I had that Michael Gove in the back of my church once. Well, it wasn’t strictly my church; but it was definitely Gove. It was late 2009, just a few months before the 2010 election. I was helping my colleagues with our annual charity day, on this occasion making Christmas dinner for what turned out to be about 80 homeless people – mainly East European men, as it happened – and the venue for this hybrid feast of turkey and Polish cabbage was a church hall just off the Askew Road.
The charity we were helping was led by one of those burly charismatics, late 50s and genial, motivated by some unfathomable mix of deep faith and the vicissitudes of his particular life path, and I should probably have known who he was – and should definitely know now – but either way I heard a rumour as I was sweating away in the kitchen that some bloke called Michael Gove was dropping by.
The Tories at that point had been making noise about the Big Society and the importance of the third sector and all that jazz (the days of austerity were yet to come…) so I presumed that the previously mentioned burly genial chap was a well known 'social entrepreneur' and that Gove was dropping by for a photo op – you know, aspirational politician endorses entrepreneurial charity, looks good in the promotional literature, etcetera.
But when Gove arrived there were no cameras; and rather than stay for five minutes he stuck around for close to an hour and a half.
For a while I was impressed; he spent virtually the whole time with the genial fat bloke, clearly grilling him on how all this worked, and how it was funded, and what were the barriers to expansion and so forth.

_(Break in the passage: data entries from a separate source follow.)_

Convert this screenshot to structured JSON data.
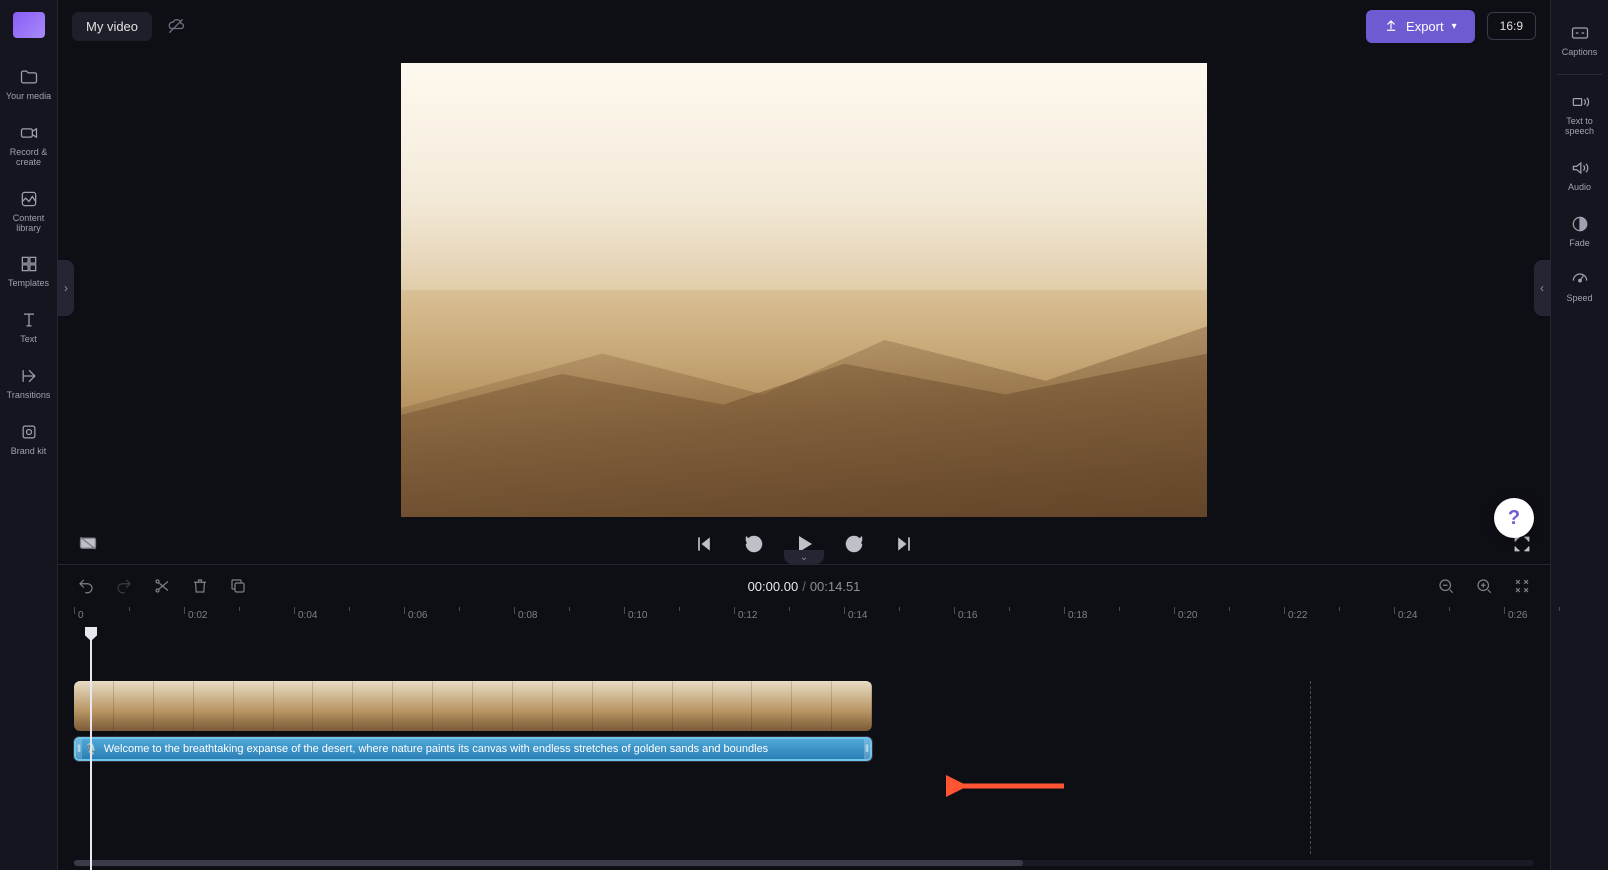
{
  "header": {
    "video_name": "My video",
    "export_label": "Export",
    "aspect_ratio": "16:9"
  },
  "left_nav": [
    {
      "label": "Your media"
    },
    {
      "label": "Record &\ncreate"
    },
    {
      "label": "Content\nlibrary"
    },
    {
      "label": "Templates"
    },
    {
      "label": "Text"
    },
    {
      "label": "Transitions"
    },
    {
      "label": "Brand kit"
    }
  ],
  "right_nav": [
    {
      "label": "Captions"
    },
    {
      "label": "Text to\nspeech"
    },
    {
      "label": "Audio"
    },
    {
      "label": "Fade"
    },
    {
      "label": "Speed"
    }
  ],
  "playback": {
    "current_time": "00:00.00",
    "total_time": "00:14.51"
  },
  "ruler": {
    "marks": [
      "0",
      "0:02",
      "0:04",
      "0:06",
      "0:08",
      "0:10",
      "0:12",
      "0:14",
      "0:16",
      "0:18",
      "0:20",
      "0:22",
      "0:24",
      "0:26"
    ]
  },
  "audio_clip": {
    "text": "Welcome to the breathtaking expanse of the desert, where nature paints its canvas with endless stretches of golden sands and boundles"
  }
}
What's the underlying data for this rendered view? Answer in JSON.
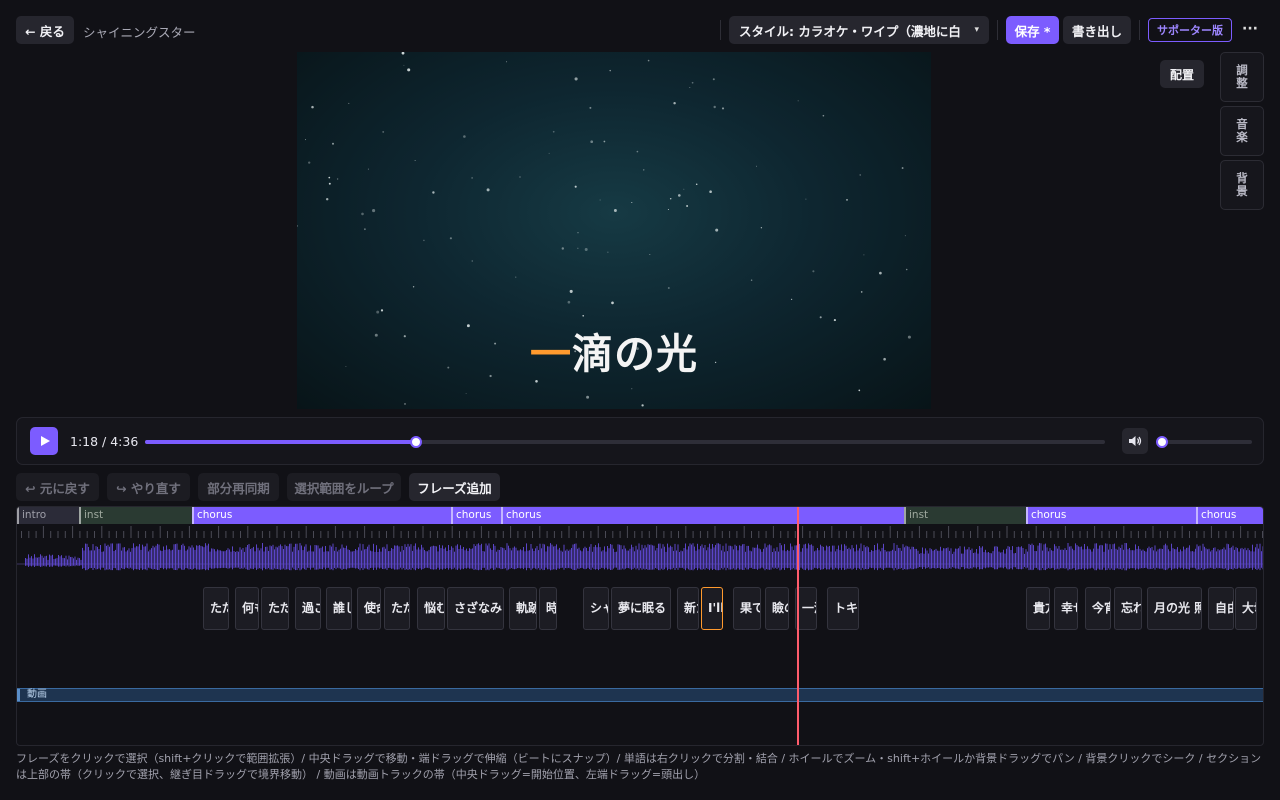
{
  "header": {
    "back_label": "← 戻る",
    "project_title": "シャイニングスター",
    "style_label": "スタイル: カラオケ・ワイプ（濃地に白…",
    "style_caret": "▾",
    "save_label": "保存 *",
    "export_label": "書き出し",
    "supporter_label": "サポーター版",
    "more_label": "···"
  },
  "preview": {
    "lyric_highlight": "一",
    "lyric_rest": "滴の光",
    "highlight_color": "#ff9a2e"
  },
  "side_panel": {
    "layout_label": "配置",
    "tabs": [
      {
        "line1": "調",
        "line2": "整"
      },
      {
        "line1": "音",
        "line2": "楽"
      },
      {
        "line1": "背",
        "line2": "景"
      }
    ]
  },
  "player": {
    "time_display": "1:18 / 4:36",
    "progress_fraction": 0.2826,
    "volume_fraction": 0.0,
    "accent_color": "#7c5cff"
  },
  "toolbar": {
    "undo_label": "↩ 元に戻す",
    "redo_label": "↪ やり直す",
    "resync_label": "部分再同期",
    "loop_label": "選択範囲をループ",
    "add_phrase_label": "フレーズ追加"
  },
  "timeline": {
    "sections": [
      {
        "label": "intro",
        "kind": "intro"
      },
      {
        "label": "inst",
        "kind": "inst"
      },
      {
        "label": "chorus",
        "kind": "chorus"
      },
      {
        "label": "chorus",
        "kind": "chorus"
      },
      {
        "label": "chorus",
        "kind": "chorus"
      },
      {
        "label": "inst",
        "kind": "inst"
      },
      {
        "label": "chorus",
        "kind": "chorus"
      },
      {
        "label": "chorus",
        "kind": "chorus"
      }
    ],
    "phrases": [
      "ただ",
      "何も",
      "ただ",
      "過ご",
      "誰し",
      "使命",
      "ただ",
      "悩む",
      "さざなみ",
      "軌跡",
      "時",
      "シャ",
      "夢に眠る",
      "新た",
      "I'll",
      "果て",
      "瞼の",
      "一滴",
      "トキ",
      "貴方",
      "幸せ",
      "今宵",
      "忘れ",
      "月の光 照",
      "自由",
      "大切"
    ],
    "selected_phrase": "I'll",
    "video_track_label": "動画"
  },
  "help_text": "フレーズをクリックで選択（shift+クリックで範囲拡張）/ 中央ドラッグで移動・端ドラッグで伸縮（ビートにスナップ）/ 単語は右クリックで分割・結合 / ホイールでズーム・shift+ホイールか背景ドラッグでパン / 背景クリックでシーク / セクションは上部の帯（クリックで選択、継ぎ目ドラッグで境界移動） / 動画は動画トラックの帯（中央ドラッグ=開始位置、左端ドラッグ=頭出し）"
}
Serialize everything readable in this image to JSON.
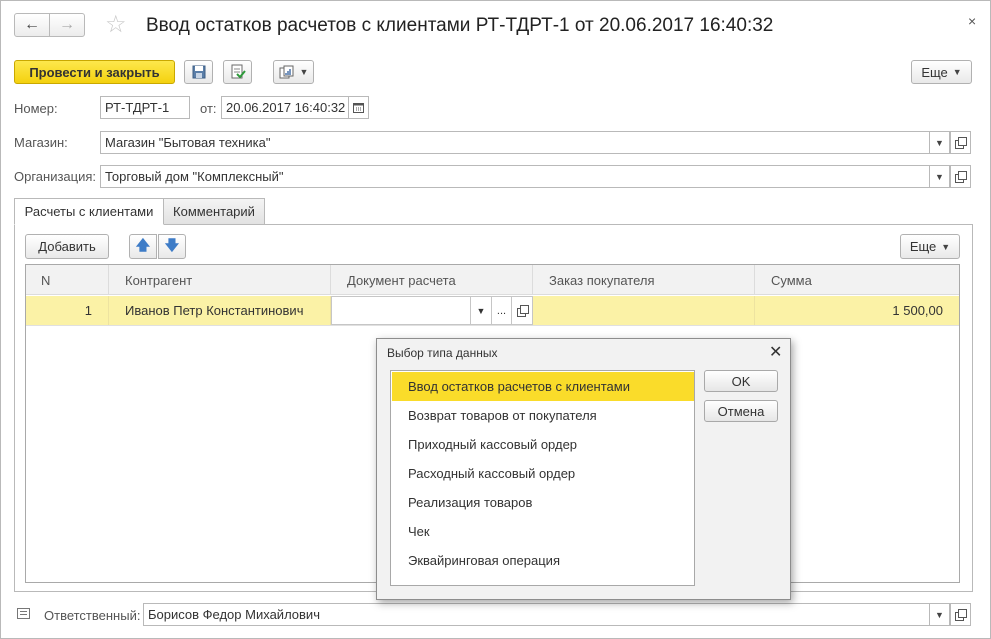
{
  "window": {
    "title": "Ввод остатков расчетов с клиентами РТ-ТДРТ-1 от 20.06.2017 16:40:32",
    "back_icon": "←",
    "forward_icon": "→",
    "star_icon": "☆",
    "close_icon": "×"
  },
  "toolbar": {
    "post_and_close": "Провести и закрыть",
    "more": "Еще"
  },
  "form": {
    "number_label": "Номер:",
    "number_value": "РТ-ТДРТ-1",
    "date_label": "от:",
    "date_value": "20.06.2017 16:40:32",
    "store_label": "Магазин:",
    "store_value": "Магазин \"Бытовая техника\"",
    "org_label": "Организация:",
    "org_value": "Торговый дом \"Комплексный\"",
    "responsible_label": "Ответственный:",
    "responsible_value": "Борисов Федор Михайлович"
  },
  "tabs": [
    {
      "label": "Расчеты с клиентами",
      "active": true
    },
    {
      "label": "Комментарий",
      "active": false
    }
  ],
  "table_toolbar": {
    "add": "Добавить",
    "more": "Еще"
  },
  "table": {
    "columns": [
      "N",
      "Контрагент",
      "Документ расчета",
      "Заказ покупателя",
      "Сумма"
    ],
    "rows": [
      {
        "n": "1",
        "counterparty": "Иванов Петр Константинович",
        "document": "",
        "order": "",
        "amount": "1 500,00",
        "ellipsis": "..."
      }
    ]
  },
  "dialog": {
    "title": "Выбор типа данных",
    "close_icon": "✕",
    "items": [
      "Ввод остатков расчетов с клиентами",
      "Возврат товаров от покупателя",
      "Приходный кассовый ордер",
      "Расходный кассовый ордер",
      "Реализация товаров",
      "Чек",
      "Эквайринговая операция"
    ],
    "selected_index": 0,
    "ok": "OK",
    "cancel": "Отмена"
  },
  "colors": {
    "accent_yellow": "#f4d10f",
    "selection_yellow": "#fadc2a",
    "row_highlight": "#fbf2a6"
  }
}
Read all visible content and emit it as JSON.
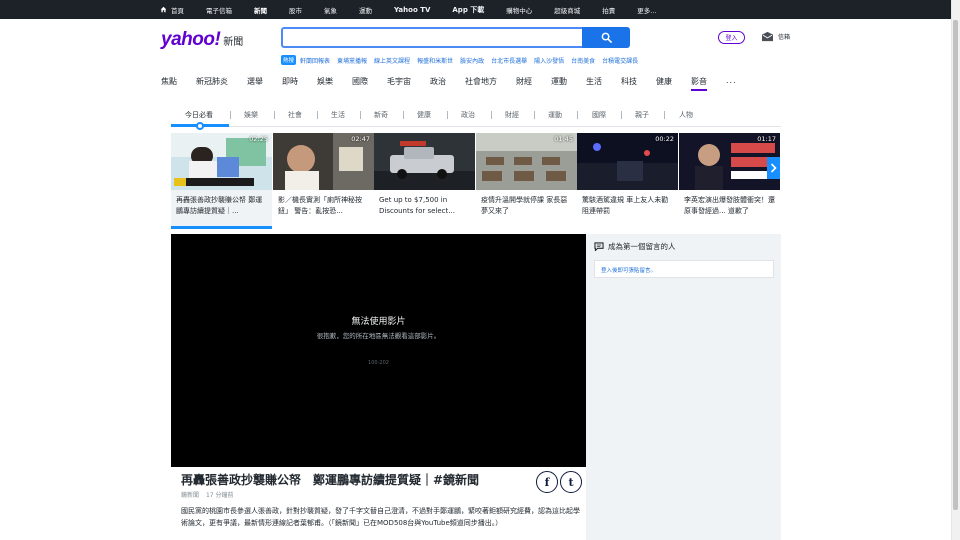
{
  "topbar": {
    "items": [
      {
        "label": "首頁"
      },
      {
        "label": "電子信箱"
      },
      {
        "label": "新聞"
      },
      {
        "label": "股市"
      },
      {
        "label": "氣象"
      },
      {
        "label": "運動"
      },
      {
        "label": "Yahoo TV"
      },
      {
        "label": "App 下載"
      },
      {
        "label": "購物中心"
      },
      {
        "label": "超級商城"
      },
      {
        "label": "拍賣"
      },
      {
        "label": "更多..."
      }
    ]
  },
  "header": {
    "logo": "yahoo!",
    "logo_sub": "新聞",
    "search_value": "",
    "trend_badge": "熱搜",
    "trends": [
      "軒蘭回報表",
      "東埔黨播報",
      "線上英文課程",
      "報盛和米斯世",
      "臉安內政",
      "台北市長選舉",
      "陽入沙發悟",
      "台南美食",
      "台積電交課長"
    ],
    "login": "登入",
    "mail": "信箱"
  },
  "mainnav": {
    "items": [
      "焦點",
      "新冠肺炎",
      "選舉",
      "即時",
      "娛樂",
      "國際",
      "毛宇宙",
      "政治",
      "社會地方",
      "財經",
      "運動",
      "生活",
      "科技",
      "健康",
      "影音"
    ],
    "active": "影音",
    "more": "..."
  },
  "subnav": {
    "items": [
      "今日必看",
      "娛樂",
      "社會",
      "生活",
      "新奇",
      "健康",
      "政治",
      "財經",
      "運動",
      "國際",
      "親子",
      "人物"
    ]
  },
  "videos": [
    {
      "duration": "02:25",
      "title": "再轟張善政抄襲賺公帑 鄭運鵬專訪續提質疑｜..."
    },
    {
      "duration": "02:47",
      "title": "影／機長實測「廁所神秘按鈕」 警告：亂按恐..."
    },
    {
      "duration": "",
      "title": "Get up to $7,500 in Discounts for select..."
    },
    {
      "duration": "01:45",
      "title": "疫情升溫開學就停課 家長惡夢又來了"
    },
    {
      "duration": "00:22",
      "title": "驚駭酒駕違規 車上友人未勸阻連帶罰"
    },
    {
      "duration": "01:17",
      "title": "李英宏演出爆發肢體衝突！還原事發經過... 道歉了"
    }
  ],
  "player": {
    "message": "無法使用影片",
    "sub": "很抱歉，您的所在地區無法觀看這部影片。",
    "code": "100-202"
  },
  "article": {
    "title": "再轟張善政抄襲賺公帑　鄭運鵬專訪續提質疑｜#鏡新聞",
    "source": "鏡新聞",
    "time": "17 分鐘前",
    "description": "國民黨的桃園市長參選人張善政，針對抄襲質疑，發了千字文替自己澄清，不過對手鄭運鵬，緊咬著鉅額研究經費，認為這比起學術論文，更有爭議，最新情形連線記者葉郁甫。（「鏡新聞」已在MOD508台與YouTube頻道同步播出。）"
  },
  "comments": {
    "heading": "成為第一個留言的人",
    "login_prompt": "登入後即可張貼留言。"
  },
  "colors": {
    "brand": "#6001d2",
    "accent": "#188fff",
    "topbar": "#1d2228"
  }
}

He – Gove – wasn’t much interested in Brook Lyndhurst, or the people cooking and serving and clearing up, or even the poor people so obviously enjoying their Christmas Party. No, he was clearly intent on learning as much as he could in preparation for the delivery of the Big Society, and this meant talking to a big man who ran a small-scale, community-based entrepreneurial charity.
But after a while I began to get just a tad pissed off; Gove was throughout this time surrounded by busy people working hard, in most cases doing tough but elementary things like pouring drinks and ferrying potatoes and suchlike – and not once did he lend a hand. In fact – and this for me is where my pique began to reach a crescendo – he was increasingly in the way of all the hard work, and appeared to have no idea that this was the case.
So I was standing next to Ellie, looking through the serving hatch from the kitchen, and I shared with her a fragment of my perspective on this matter, and she said:
“What are you going to do?”
So I walked into the hall, found a big pile of dirty plates and handed them to the shadow minister:
“Can you put these over there please?” I asked.
And he did.